# [Task statement]
Every entry must be repeated exactly in the answer.

# [Supplied material]
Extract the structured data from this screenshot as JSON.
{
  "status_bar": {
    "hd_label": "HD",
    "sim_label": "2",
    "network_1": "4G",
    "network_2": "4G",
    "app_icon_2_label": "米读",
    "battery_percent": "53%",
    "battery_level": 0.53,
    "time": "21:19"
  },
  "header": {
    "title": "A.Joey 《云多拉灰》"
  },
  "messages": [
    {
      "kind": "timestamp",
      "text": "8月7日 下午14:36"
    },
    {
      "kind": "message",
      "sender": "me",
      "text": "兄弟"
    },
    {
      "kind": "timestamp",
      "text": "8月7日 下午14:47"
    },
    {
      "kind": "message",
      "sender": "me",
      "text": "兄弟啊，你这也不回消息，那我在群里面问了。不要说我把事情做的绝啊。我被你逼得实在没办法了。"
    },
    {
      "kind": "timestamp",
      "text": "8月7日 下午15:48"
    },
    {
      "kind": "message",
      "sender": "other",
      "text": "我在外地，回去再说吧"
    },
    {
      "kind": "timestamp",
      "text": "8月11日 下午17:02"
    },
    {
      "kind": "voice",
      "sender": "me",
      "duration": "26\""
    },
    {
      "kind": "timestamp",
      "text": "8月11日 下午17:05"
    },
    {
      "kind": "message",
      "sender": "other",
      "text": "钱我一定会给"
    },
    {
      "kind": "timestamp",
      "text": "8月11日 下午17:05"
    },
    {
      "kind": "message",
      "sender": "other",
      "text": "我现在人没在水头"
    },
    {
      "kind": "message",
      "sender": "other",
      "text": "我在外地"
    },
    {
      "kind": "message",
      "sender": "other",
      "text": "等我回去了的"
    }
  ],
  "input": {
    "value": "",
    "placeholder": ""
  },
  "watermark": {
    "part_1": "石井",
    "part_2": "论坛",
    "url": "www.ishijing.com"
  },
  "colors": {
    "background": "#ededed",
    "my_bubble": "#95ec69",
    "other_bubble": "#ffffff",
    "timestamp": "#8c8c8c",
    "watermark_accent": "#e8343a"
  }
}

# [Reply to the exercise]
Extract the structured data from this screenshot as JSON.
{
  "status_bar": {
    "hd_label": "HD",
    "sim_label": "2",
    "network_1": "4G",
    "network_2": "4G",
    "app_icon_2_label": "米读",
    "battery_percent": "53%",
    "battery_level": 0.53,
    "time": "21:19"
  },
  "header": {
    "title": "A.Joey 《云多拉灰》"
  },
  "messages": [
    {
      "kind": "timestamp",
      "text": "8月7日 下午14:36"
    },
    {
      "kind": "message",
      "sender": "me",
      "text": "兄弟"
    },
    {
      "kind": "timestamp",
      "text": "8月7日 下午14:47"
    },
    {
      "kind": "message",
      "sender": "me",
      "text": "兄弟啊，你这也不回消息，那我在群里面问了。不要说我把事情做的绝啊。我被你逼得实在没办法了。"
    },
    {
      "kind": "timestamp",
      "text": "8月7日 下午15:48"
    },
    {
      "kind": "message",
      "sender": "other",
      "text": "我在外地，回去再说吧"
    },
    {
      "kind": "timestamp",
      "text": "8月11日 下午17:02"
    },
    {
      "kind": "voice",
      "sender": "me",
      "duration": "26\""
    },
    {
      "kind": "timestamp",
      "text": "8月11日 下午17:05"
    },
    {
      "kind": "message",
      "sender": "other",
      "text": "钱我一定会给"
    },
    {
      "kind": "timestamp",
      "text": "8月11日 下午17:05"
    },
    {
      "kind": "message",
      "sender": "other",
      "text": "我现在人没在水头"
    },
    {
      "kind": "message",
      "sender": "other",
      "text": "我在外地"
    },
    {
      "kind": "message",
      "sender": "other",
      "text": "等我回去了的"
    }
  ],
  "input": {
    "value": "",
    "placeholder": ""
  },
  "watermark": {
    "part_1": "石井",
    "part_2": "论坛",
    "url": "www.ishijing.com"
  },
  "colors": {
    "background": "#ededed",
    "my_bubble": "#95ec69",
    "other_bubble": "#ffffff",
    "timestamp": "#8c8c8c",
    "watermark_accent": "#e8343a"
  }
}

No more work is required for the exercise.